Table of Contents
tpm, or the Tungsten Package Manager, is a complete configuration, installation and deployment tool for Tungsten Clustering. It includes some utility commands to simplify those and other processes. In order to provide a stable system, all configuration changes must be completed using tpm. tpm makes use of ssh enabled communication and the sudo support as required by the Appendix C, Prerequisites.
tpm can operate in two different ways when performing a deployment:
tpm staging configuration — a tpm configuration is created by defining the command-line arguments that define the deployment type, structure and any additional parameters. tpm then installs all the software on all the required hosts by using ssh to distribute Tungsten Clustering and the configuration, and optionally automatically starts the services on each host. tpm manages the entire deployment, configuration and upgrade procedure.
configuration — tpm uses an
INI file to configure the service on
the local host.

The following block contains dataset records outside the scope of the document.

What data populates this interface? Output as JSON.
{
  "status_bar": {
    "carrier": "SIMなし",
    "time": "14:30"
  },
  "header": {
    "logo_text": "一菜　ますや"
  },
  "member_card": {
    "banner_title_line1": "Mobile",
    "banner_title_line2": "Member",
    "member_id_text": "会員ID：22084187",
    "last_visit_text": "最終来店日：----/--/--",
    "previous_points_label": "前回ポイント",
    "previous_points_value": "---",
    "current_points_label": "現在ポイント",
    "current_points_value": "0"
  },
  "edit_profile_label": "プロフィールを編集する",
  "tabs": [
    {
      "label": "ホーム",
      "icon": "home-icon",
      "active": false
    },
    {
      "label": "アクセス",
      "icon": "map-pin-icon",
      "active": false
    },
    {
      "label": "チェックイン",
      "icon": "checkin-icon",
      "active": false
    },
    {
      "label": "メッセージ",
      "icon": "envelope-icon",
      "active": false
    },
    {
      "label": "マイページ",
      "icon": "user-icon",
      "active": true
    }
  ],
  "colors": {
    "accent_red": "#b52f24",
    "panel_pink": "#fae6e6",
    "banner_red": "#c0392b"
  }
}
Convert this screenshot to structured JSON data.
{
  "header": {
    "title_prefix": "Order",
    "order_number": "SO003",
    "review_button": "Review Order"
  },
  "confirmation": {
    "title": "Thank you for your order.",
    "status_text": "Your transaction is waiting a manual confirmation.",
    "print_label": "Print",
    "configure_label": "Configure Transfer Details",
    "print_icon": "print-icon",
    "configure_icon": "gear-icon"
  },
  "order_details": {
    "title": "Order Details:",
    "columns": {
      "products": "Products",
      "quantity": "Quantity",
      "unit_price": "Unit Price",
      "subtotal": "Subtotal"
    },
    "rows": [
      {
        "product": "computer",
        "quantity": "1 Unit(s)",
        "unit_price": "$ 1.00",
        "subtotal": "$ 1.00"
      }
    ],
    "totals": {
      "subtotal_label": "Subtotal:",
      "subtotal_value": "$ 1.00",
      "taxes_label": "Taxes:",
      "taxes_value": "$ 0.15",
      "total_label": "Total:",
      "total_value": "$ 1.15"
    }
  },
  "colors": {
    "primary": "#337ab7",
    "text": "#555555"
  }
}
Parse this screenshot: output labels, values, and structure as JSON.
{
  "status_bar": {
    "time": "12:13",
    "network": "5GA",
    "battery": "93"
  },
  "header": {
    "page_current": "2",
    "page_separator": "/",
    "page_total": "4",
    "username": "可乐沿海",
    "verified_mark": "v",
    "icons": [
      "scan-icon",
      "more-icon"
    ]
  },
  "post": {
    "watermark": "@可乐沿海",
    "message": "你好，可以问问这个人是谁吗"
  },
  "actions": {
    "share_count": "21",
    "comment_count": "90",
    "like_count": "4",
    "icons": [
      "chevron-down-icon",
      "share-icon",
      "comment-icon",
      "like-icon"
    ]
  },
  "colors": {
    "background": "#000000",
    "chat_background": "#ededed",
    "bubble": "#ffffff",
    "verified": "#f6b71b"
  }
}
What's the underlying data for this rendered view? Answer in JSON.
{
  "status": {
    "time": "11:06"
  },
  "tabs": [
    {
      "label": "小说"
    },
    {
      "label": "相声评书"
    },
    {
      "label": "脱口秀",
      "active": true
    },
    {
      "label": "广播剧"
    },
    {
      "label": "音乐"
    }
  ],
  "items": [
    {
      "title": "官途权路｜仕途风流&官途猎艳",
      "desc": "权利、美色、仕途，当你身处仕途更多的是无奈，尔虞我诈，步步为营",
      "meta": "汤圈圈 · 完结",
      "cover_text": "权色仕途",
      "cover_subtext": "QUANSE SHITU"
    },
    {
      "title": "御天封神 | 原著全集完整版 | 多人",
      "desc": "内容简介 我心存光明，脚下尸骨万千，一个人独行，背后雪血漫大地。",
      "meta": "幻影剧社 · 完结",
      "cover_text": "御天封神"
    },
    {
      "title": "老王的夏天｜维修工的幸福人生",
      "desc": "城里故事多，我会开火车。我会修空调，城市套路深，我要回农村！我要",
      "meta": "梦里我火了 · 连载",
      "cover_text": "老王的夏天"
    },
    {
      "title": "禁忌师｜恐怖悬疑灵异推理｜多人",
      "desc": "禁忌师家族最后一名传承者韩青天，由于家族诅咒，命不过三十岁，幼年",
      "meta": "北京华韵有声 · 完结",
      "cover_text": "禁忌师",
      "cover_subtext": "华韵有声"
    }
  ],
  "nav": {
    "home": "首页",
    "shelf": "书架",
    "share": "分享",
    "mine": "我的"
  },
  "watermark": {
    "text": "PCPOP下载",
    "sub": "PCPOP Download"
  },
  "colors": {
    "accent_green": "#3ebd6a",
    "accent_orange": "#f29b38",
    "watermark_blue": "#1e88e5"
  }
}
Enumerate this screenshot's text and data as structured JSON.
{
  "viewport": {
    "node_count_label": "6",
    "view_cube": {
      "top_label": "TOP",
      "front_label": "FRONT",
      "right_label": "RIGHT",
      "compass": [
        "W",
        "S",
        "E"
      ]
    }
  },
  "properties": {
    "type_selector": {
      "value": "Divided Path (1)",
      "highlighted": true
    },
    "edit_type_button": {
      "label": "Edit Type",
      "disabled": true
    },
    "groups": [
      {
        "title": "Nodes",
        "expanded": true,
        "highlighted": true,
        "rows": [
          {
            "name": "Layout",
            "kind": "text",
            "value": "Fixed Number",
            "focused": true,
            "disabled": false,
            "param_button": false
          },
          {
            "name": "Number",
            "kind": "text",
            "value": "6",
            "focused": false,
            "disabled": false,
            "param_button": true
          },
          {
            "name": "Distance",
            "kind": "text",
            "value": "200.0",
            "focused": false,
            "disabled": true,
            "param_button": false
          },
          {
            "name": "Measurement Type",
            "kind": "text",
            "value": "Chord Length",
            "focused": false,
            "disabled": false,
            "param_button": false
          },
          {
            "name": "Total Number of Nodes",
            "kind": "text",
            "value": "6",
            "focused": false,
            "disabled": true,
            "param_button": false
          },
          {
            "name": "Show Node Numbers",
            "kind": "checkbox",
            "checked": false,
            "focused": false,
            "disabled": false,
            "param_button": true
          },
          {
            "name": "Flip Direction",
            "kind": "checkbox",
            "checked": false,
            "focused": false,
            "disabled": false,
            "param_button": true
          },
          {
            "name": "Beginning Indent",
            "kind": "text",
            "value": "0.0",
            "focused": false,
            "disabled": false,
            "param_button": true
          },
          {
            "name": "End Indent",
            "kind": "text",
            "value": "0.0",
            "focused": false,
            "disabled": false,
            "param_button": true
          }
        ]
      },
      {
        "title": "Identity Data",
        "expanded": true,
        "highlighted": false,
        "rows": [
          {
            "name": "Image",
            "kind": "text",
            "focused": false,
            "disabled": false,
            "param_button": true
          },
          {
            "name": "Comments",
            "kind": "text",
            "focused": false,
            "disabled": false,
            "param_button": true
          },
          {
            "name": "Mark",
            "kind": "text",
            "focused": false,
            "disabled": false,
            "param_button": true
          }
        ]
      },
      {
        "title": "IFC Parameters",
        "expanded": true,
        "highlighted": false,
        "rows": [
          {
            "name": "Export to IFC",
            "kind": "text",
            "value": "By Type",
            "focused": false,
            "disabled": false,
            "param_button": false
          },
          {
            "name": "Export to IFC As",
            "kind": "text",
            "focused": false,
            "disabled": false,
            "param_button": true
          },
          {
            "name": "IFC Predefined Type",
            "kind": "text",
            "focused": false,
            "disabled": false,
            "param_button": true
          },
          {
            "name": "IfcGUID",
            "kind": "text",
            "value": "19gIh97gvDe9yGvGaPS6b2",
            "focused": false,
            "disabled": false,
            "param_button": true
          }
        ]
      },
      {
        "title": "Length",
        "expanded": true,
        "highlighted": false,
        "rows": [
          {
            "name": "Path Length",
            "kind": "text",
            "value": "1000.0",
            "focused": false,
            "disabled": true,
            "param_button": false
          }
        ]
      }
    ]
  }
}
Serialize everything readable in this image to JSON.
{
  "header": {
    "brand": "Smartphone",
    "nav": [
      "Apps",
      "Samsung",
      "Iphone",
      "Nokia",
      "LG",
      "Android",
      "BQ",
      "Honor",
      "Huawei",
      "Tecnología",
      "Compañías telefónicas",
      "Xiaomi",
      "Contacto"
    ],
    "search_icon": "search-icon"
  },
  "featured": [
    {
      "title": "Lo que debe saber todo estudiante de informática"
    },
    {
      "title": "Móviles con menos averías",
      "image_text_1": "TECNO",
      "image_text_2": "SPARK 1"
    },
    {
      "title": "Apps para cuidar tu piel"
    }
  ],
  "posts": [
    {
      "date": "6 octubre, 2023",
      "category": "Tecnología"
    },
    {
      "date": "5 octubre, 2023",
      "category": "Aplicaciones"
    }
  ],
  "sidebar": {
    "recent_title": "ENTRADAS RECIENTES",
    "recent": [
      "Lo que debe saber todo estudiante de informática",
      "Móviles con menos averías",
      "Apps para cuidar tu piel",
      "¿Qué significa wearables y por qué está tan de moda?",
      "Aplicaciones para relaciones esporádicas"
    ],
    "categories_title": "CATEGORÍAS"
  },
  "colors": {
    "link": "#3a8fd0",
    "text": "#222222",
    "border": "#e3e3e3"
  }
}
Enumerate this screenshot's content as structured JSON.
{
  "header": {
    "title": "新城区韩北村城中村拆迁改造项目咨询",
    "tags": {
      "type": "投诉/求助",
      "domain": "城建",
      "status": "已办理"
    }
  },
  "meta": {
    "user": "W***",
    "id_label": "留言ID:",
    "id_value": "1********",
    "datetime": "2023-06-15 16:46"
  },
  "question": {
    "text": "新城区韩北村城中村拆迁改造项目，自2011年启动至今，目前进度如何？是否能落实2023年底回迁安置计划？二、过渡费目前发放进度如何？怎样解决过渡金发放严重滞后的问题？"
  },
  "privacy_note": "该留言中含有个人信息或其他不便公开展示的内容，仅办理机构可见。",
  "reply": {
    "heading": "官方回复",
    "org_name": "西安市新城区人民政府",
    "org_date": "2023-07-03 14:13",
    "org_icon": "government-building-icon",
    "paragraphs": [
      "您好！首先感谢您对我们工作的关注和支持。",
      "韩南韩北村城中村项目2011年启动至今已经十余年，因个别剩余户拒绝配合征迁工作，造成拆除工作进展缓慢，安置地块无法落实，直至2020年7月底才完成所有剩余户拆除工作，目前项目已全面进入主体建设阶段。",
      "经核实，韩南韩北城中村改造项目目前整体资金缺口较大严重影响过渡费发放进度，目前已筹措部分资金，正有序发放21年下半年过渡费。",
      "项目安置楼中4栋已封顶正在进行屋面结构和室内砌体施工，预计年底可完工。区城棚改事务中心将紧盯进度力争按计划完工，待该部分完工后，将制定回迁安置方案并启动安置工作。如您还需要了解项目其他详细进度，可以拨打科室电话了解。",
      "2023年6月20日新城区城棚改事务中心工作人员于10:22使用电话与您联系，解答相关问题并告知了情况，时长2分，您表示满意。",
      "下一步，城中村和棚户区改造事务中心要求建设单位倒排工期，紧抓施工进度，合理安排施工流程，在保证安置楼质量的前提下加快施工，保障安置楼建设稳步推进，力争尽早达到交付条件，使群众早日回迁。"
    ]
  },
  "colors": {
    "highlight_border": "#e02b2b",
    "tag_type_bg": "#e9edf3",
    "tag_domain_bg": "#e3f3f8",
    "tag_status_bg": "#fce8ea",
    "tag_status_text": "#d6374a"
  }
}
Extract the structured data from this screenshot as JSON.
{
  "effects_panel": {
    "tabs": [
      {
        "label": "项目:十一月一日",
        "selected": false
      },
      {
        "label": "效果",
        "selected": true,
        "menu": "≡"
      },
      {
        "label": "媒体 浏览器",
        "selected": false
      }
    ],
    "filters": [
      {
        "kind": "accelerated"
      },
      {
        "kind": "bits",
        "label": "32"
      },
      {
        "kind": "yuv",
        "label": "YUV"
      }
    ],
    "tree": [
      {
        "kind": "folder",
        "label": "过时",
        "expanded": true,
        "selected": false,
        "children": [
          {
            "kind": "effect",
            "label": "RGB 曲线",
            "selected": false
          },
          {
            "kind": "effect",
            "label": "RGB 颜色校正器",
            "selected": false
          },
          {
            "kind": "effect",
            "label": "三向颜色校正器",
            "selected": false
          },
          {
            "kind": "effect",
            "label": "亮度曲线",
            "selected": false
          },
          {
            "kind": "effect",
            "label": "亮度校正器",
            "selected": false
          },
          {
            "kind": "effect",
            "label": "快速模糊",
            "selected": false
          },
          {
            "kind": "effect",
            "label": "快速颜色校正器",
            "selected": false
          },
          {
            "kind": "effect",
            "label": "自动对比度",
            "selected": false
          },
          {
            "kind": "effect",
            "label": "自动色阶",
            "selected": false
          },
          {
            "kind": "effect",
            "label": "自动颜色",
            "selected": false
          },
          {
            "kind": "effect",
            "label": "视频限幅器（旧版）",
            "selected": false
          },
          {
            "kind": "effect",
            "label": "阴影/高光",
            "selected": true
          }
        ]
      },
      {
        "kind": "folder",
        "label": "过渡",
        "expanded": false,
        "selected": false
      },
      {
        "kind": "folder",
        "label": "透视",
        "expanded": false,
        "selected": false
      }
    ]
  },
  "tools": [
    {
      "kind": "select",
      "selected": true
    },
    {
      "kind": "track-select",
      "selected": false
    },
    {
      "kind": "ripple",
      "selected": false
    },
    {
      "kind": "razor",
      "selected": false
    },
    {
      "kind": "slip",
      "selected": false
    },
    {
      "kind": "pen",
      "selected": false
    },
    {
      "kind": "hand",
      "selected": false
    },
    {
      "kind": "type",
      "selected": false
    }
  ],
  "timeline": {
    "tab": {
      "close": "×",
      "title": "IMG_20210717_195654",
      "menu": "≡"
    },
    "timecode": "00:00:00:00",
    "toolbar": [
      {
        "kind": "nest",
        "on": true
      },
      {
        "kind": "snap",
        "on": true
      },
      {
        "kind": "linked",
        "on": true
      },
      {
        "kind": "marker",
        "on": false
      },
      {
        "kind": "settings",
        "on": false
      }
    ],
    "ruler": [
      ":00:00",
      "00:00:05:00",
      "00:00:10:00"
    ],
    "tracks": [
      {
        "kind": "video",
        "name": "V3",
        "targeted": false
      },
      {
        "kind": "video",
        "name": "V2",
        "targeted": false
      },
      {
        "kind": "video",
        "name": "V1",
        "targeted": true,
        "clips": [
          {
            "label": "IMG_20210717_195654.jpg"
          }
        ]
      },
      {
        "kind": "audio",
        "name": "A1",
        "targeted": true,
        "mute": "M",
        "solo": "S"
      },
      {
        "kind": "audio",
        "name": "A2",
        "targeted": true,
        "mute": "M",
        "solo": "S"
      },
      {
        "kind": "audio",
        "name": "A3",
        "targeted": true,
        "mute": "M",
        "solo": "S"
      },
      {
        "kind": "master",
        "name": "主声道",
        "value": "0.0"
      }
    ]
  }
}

The
INI file must be
create on each host that will run Tungsten Clustering. tpm
only manages the services on the local host; in a multi-host deployment,
upgrades, updates, and configuration must be handled separately on each
For a more detailed comparison of the two systems, see
Section 9.1, “Comparing Staging and
During the staging-based configuration, installation and deployment, the tpm tool works as follows:
tpm creates a local configuration file that contains the basic configuration information required by tpm. This configuration declares the basic parameters, such as the list of hosts, topology requirements, username and password information. These parameters describe top-level information, which tpm translates into more detailed configuration according to the topology and other settings.
Within staging-based configuration, each host is accessed (using ssh), and various checks are performed, for example, checking database configuration, whether certain system parameters match required limits, and that the environment is suitable for running Tungsten Clustering.
During an installation or upgrade, tpm copies the current distribution to each remote host.
The core configuration file is then used to translate a number of template files within the configuration of each component of the system into the configuration properties files used by Tungsten Clustering. The configuration information is shared on every configured host within the service; this ensures that in the event of a host failure, the configuration can be recovered.
The components of Tungsten Clustering are then started (installation) or restarted according to the configuration options.
Where possible, these steps are conducted in parallel to speed up the process and limit the interruption to services and operations.
This method of operation ensures:
Active configurations and properties are not updated until validation is completed. This prevents a running Tungsten Clustering installation from being affected by an incompatible or potentially dangerous change to the configuration.
Enables changes to be made to the staging configuration before the configuration is deployed.
Services are not stopped/restarted unnecessarily.
During an upgrade or update, the time required to reconfigure and restart is kept to a minimum.
Because of this safe approach to performing configuration, downtime is minimized, and the configuration is always based on files that are separate from, and independent of, the live configuration.
tpm always creates the active configuration from the combination of the template files and parameters given to tpm. This means that changes to the underlying property files with the Tungsten Clustering configuration are overwritten by tpm when the service is configured or updated.
In addition to the commands that tpm supports for the installation and configuration, the command also supports a number of other utility and information modes, for example, the fetch command retrieves existing configuration information to your staging, while query returns information about an active configuration.
Using tpm is divided up between the commands that define the operation the command will perform, which are covered in Section 9.5, “tpm Commands”; configuration options, which determine the parameters that configure individual services, which are detailed in Section 9.8, “tpm Configuration Options”; and the options that alter the way tpm operates, covered in Section 9.3, “tpm Staging Configuration”.